Why didn't anyone think it was maybe a hobo of some kind? It was the Great Depression, after all. Would it not be "more realistic" if an itinerant worker with his railroad lantern spent the night in the barn's loft, away from the many poisonous snakes that traveled the swampy ground? My own grandfather, who married the very woman who told this story, spent years during the Depression riding the rails of Texas and the southern states, working here and there, maybe at the circus or on a chain gang. So, I failed at re-telling this story, because in retrospect it was dumb.
This is what separates most writers from a yarn-spinning master like Stephen King. (I am also wealthier than Stephen King.) The scaremaster does not care if the story is dumb. Of course the story is dumb! If anybody really thinks about it, they know there's not an Impossible Evil lurking in the sewers in the form of a clown. That's really just Tim Curry, living in the sewers. Times are tough. That car isn't possessed, it's just a shitty car and teen-agers are bad drivers. The dead baby who crawled out of its makeshift grave is… well, that is awful, but only because Bush Junior didn't let the children have health insurance. And also you don't want a dead baby standing in your home office because you could lose your home office deduction!
Another questionably scary story involved my Uncle Tommy, a bus driver in New Orleans. If you've been there, I hope you spent a lot of money, and not at the Marriott or whatever corporate vulture tourist business! Also, you may have noticed there are cemeteries everywhere. Those weird above-ground graves and crypts (because of the sodden below-sea-level ground) make for lots of easy ghost stories. And people really love going to the cemeteries, so they can endlessly talk and weep and complain about their dead relatives, which is the only exercise most people in New Orleans will ever get.
Uncle Tommy was on the graveyard shift, and also driving the graveyard bus route. (Is there another city with a streetcar line named Cemeteries?) Around four in the morning, he saw a beautiful young woman standing unsteadily at the bus stop, which would suggest he was actually near Tulane. But he was at the cemetery, this is part of the story. So she got on the bus and asked if he'd take her not to another bus stop, but to her house in the Garden District, probably where Anne Rice lives now. And, because city employees do whatever they want in New Orleans, he drove the city bus to this spooky old mansion and knocked on the door and…
Of course you know the end, because every kid has heard some variation of this story, and also there is the Internet now, and the Urban Legends books and Twitter and all that. The father answers the door, probably in a smoking jacket, and says that his daughter died in a terrible accident (alligators?) years ago, but she still flags down buses and asks for a ride home now and then, because the rich are so entitled.

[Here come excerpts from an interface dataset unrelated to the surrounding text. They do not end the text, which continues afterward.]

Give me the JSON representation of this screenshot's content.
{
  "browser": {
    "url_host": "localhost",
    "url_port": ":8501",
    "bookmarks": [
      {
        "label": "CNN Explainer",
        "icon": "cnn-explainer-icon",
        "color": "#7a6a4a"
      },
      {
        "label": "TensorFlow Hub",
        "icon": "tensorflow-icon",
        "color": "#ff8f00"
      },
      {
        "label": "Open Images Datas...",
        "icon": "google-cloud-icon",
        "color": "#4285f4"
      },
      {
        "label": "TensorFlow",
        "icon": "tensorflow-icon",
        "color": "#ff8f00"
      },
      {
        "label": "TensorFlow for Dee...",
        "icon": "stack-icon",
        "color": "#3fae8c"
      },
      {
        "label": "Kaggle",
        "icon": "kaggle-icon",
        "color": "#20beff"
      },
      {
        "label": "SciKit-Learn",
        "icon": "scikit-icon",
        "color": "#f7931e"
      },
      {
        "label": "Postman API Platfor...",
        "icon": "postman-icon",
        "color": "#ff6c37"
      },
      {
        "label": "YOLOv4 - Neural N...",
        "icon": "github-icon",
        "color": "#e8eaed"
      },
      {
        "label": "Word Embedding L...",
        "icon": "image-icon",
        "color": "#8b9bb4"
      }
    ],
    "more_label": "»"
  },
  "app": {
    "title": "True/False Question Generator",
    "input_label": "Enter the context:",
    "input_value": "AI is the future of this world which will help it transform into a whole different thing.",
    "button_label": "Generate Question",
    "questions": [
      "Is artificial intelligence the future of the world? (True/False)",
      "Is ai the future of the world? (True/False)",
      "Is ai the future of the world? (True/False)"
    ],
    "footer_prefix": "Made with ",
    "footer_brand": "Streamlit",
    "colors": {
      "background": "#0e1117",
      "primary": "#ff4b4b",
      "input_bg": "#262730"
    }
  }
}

Let me tell you what works, if you want to terrify, say, your own impressionable children: Talk a lot about ghosts, at night, but in a postmodern "eh, maybe they're real, maybe they're not" kind of way, and then quietly hang a pillowcase or a sheet in a weird spot in the back room, and insist that they go in there "just to make sure" ghosts aren't real. The shrieks are incredible.
Previously in series: We, The People, Against The Zombies
And you may also enjoy: "I Met A Ghost!" Five Chilling Real-Life Tales!
Photos from a recent stay at the Le Pavillion Hotel in New Orleans, which is supposedly haunted and also made my iPad ghost meter go nuts.